Rest in Peace, Mr. Grand Ole Opry
Today is a sad day in the world of country music, and in the hearts of many fans. Another legend passed away on Sunday night, Mr. Porter Wagoner. Country will never be the same.
As countless tributes and memorials will be forthcoming over the next week, and as many already have, I’m going to take a different path with mine. I loved the music Porter gave us, and I can’t count the smiles he out on my face sitting in the audience at the Opry. His legacy stands for itself, and will forever. I’m going to take this a different route, one that I think he’d approve of, though he’d never have said this himself.
I’m tired. I’m embarrassed. And I’m ashamed. We should all be. Again, we got too busy, too driven by success, and we forgot. We forgot about Porter, the same way we forgot about Johnny, the same way we forgot about Buck. Porter Wagoner was an institution in country music. Recently, his 50 years as a cast member of the Grand Ole Opry was celebrated. He released his final album, Wagonmaster, and what I believe will be his enduring single, Comitted to Parkview. And we hardly noticed. If CMT and country radio is your connection to country music, then you probably didn’t notice at all. Save the sites that have vision and roots, the coverage was minimal. Same for Buck and Johnny. Same for Waylon. Tammy. I could go on and on. We concentrate on the here and now so much, that we forget we have a past. A past filled with icons, without whom we would not be where we are today.
Then, after we’ve barely even spoken their name in years, one of these icons of a day gone by passes on to the Big Stage in the Sky. And you’d think it had all been different. We cry, we have television specials, we have tributes, and make a production of it all. We even go to the awards shows, and hold them in memorial for all to see. When was the last time we even thought of them before that moment. No doubt they will honor Porter at this years CMA’s. When was the last time you saw or even heard mention of him on a CMA show as a relevant artist? Years and years. They’ve been forgotten, til now.
Sure, we bring out one or two of the Old School each year, and induct them into the Hall of Fame. We do it in such a manner as to say, “Good job, old fella. You’re done. Here’s your spot in the Circle, and we love you. Now go back to retirement and we’ll move on. We’ve got a few million more albums to sell.”

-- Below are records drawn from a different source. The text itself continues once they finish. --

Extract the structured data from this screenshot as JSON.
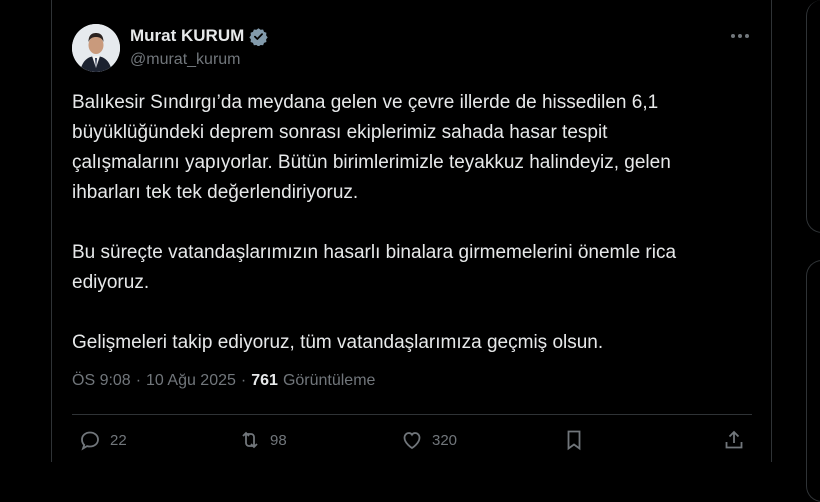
{
  "author": {
    "display_name": "Murat KURUM",
    "handle": "@murat_kurum",
    "verified_badge_color": "#829aab"
  },
  "tweet": {
    "paragraphs": [
      "Balıkesir Sındırgı’da meydana gelen ve çevre illerde de hissedilen 6,1\nbüyüklüğündeki deprem sonrası ekiplerimiz sahada hasar tespit\nçalışmalarını yapıyorlar. Bütün birimlerimizle teyakkuz halindeyiz, gelen\nihbarları tek tek değerlendiriyoruz.",
      "Bu süreçte vatandaşlarımızın hasarlı binalara girmemelerini önemle rica\nediyoruz.",
      "Gelişmeleri takip ediyoruz, tüm vatandaşlarımıza geçmiş olsun."
    ]
  },
  "meta": {
    "time": "ÖS 9:08",
    "separator": "·",
    "date": "10 Ağu 2025",
    "views_count": "761",
    "views_label": "Görüntüleme"
  },
  "actions": {
    "reply_count": "22",
    "retweet_count": "98",
    "like_count": "320"
  },
  "icons": [
    "verified-icon",
    "more-icon",
    "reply-icon",
    "retweet-icon",
    "like-icon",
    "bookmark-icon",
    "share-icon"
  ]
}
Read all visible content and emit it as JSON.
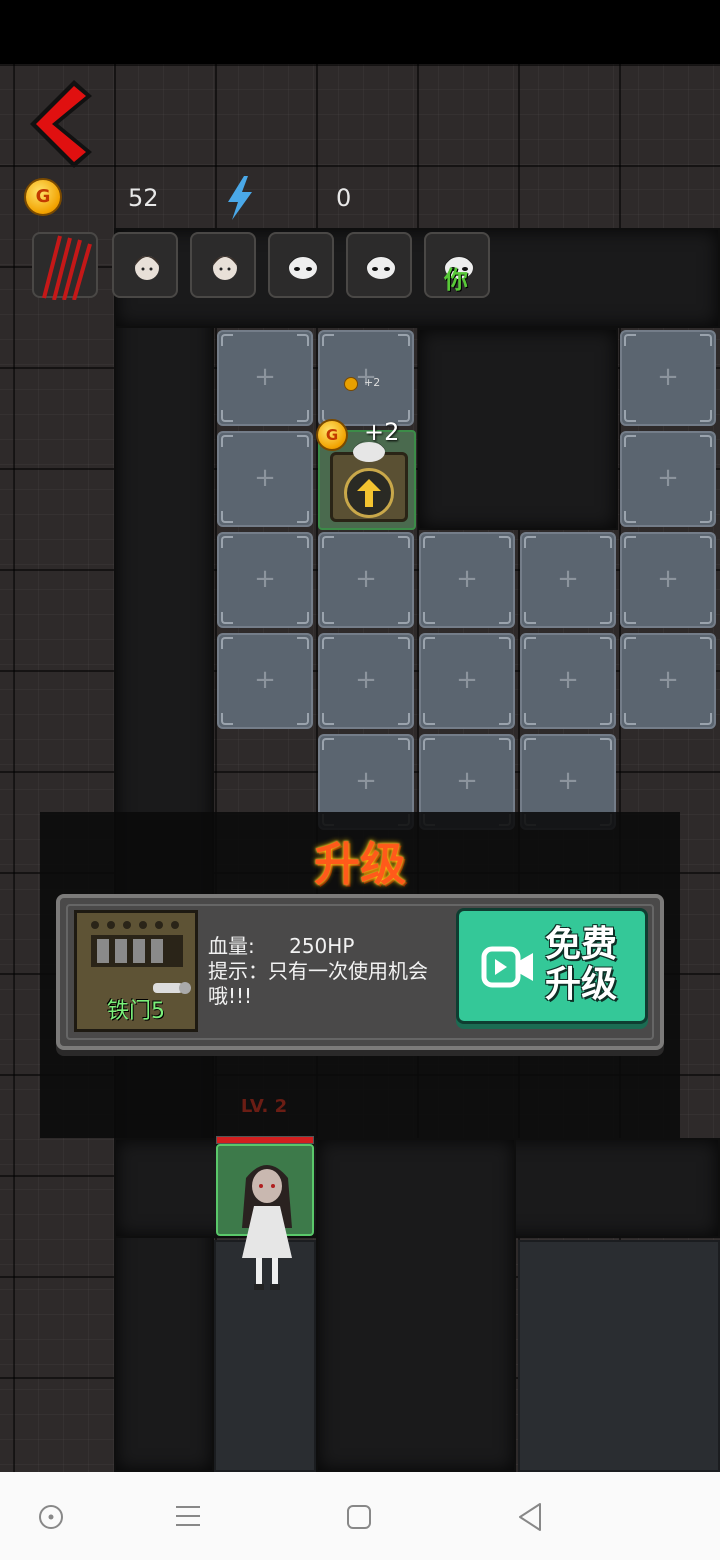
{
  "hud": {
    "coin_label": "G",
    "coins": "52",
    "energy": "0",
    "energy_icon": "lightning-icon"
  },
  "characters": [
    {
      "name": "claw-slot",
      "icon": "claw-icon"
    },
    {
      "name": "girl-1",
      "icon": "girl-face-icon"
    },
    {
      "name": "girl-2",
      "icon": "girl-face-icon"
    },
    {
      "name": "ghost-1",
      "icon": "ghost-face-icon"
    },
    {
      "name": "ghost-2",
      "icon": "ghost-face-icon"
    },
    {
      "name": "ghost-you",
      "icon": "ghost-face-icon",
      "badge": "你"
    }
  ],
  "board": {
    "plus": "+",
    "small_reward": "+2",
    "reward": "+2"
  },
  "popup": {
    "title": "升级",
    "item_name": "铁门5",
    "hp_label": "血量:",
    "hp_value": "250HP",
    "hint": "提示：只有一次使用机会哦!!!",
    "free_upgrade_line1": "免费",
    "free_upgrade_line2": "升级"
  },
  "player": {
    "level": "LV. 2",
    "hp_fraction": 1.0
  },
  "colors": {
    "accent_green": "#34c898",
    "title_orange": "#ff5a1a",
    "back_red": "#e01010"
  }
}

Remember all the way back to 1980, when Johnny Cash was inducted into the Hall? He said, in his acceptance speech, after an humble thanks, that he wasn’t done. He said watch out, I’m just gettin’ started. But the country music establishment saw to otherwise. He was done in commercial country. Forgotten for the better part of two decades. Only after the American Recordings projects got too big to ignore, and he passed, did the establishment change its tune. The honors and accolades then fell from the rafters, from the very people who turned him to the streets. And where was the apology, where was the change of how we do business to assure we never make the same mistake again? Curiously absent.
This madness has to stop. I hated to write such an article while mourning the death of Porter. I’d like to just sit and listen to his great catalog and have a good cry. But I’ve done that too many times before. We have to stop ourselves right now, while the pain is fresh, the void too big to overlook, and make some changes. There’s still a few of the Old Dogs left. The Hag, Willie, Ray Price, Billy Joe Shaver, George Jones, Loretta Lynn, Jerry Lee, Charlie Pride, Little Jimmy, Bill Anderson – just to name a few. Will we do the same to them? God, I hope not.
Here’s my challenge to you. Do something to make a difference. Anything. Just don’t allow this to happen again. What am I suggesting? Many things. First, educate yourself. Take the time to do your homework. Never again call yourself a country fan if you think it all started with Garth. For you, it may well have. But that’s just not good enough. Do your homework. Trace it all back to its roots. And enjoy the ride, as I know you will. Then take some sort of action. Go to the Hall the next time your in Music City, and spend the day. See it for yourself. Go to the Opry. Buy the old albums, and then buy the new ones that the old artists put out. You just may find yourself hooked. Call your radio station. Tell ’em to ease off the pop they keep playing and put something real on. When the CMT awards come around, to hell with what they want you to vote for, write one in, and make a statement. Give the old hands a fair shake. They know how it’s supposed to be done, and they still do it oh, so well.
Now, see, just like Porter, they aren’t gonna ask you for this. They have too much dignity to do that. And they shouldn’t have to. That’s what I’m here for. A wake up call, and a call to arms, all in one. You want to honor Porter, and his memory? The take a stand. Refuse, along with me, to allow this to ever happen again. No greater compliment could be paid. And, along the way, stop and ask yourself, as you write a tribute of your own, to look at yourself. When was the last time you popped a Porter album in and gave it a listen? If you don’t wanna answer that question, you’re a part of the problem. Be a part of the solution.
I’ll close with the chorus of a Dale Watson song, Legends (What If), from his Live in London cd. I believe that Dale, as he so often does, says it best…
Each time one slips away,
We say, “Man, they were great.”
Wish I’d went to see them their last show.
Radio may have buried them,
While they’re here let’s cherish them.
Before all our Legends are gone…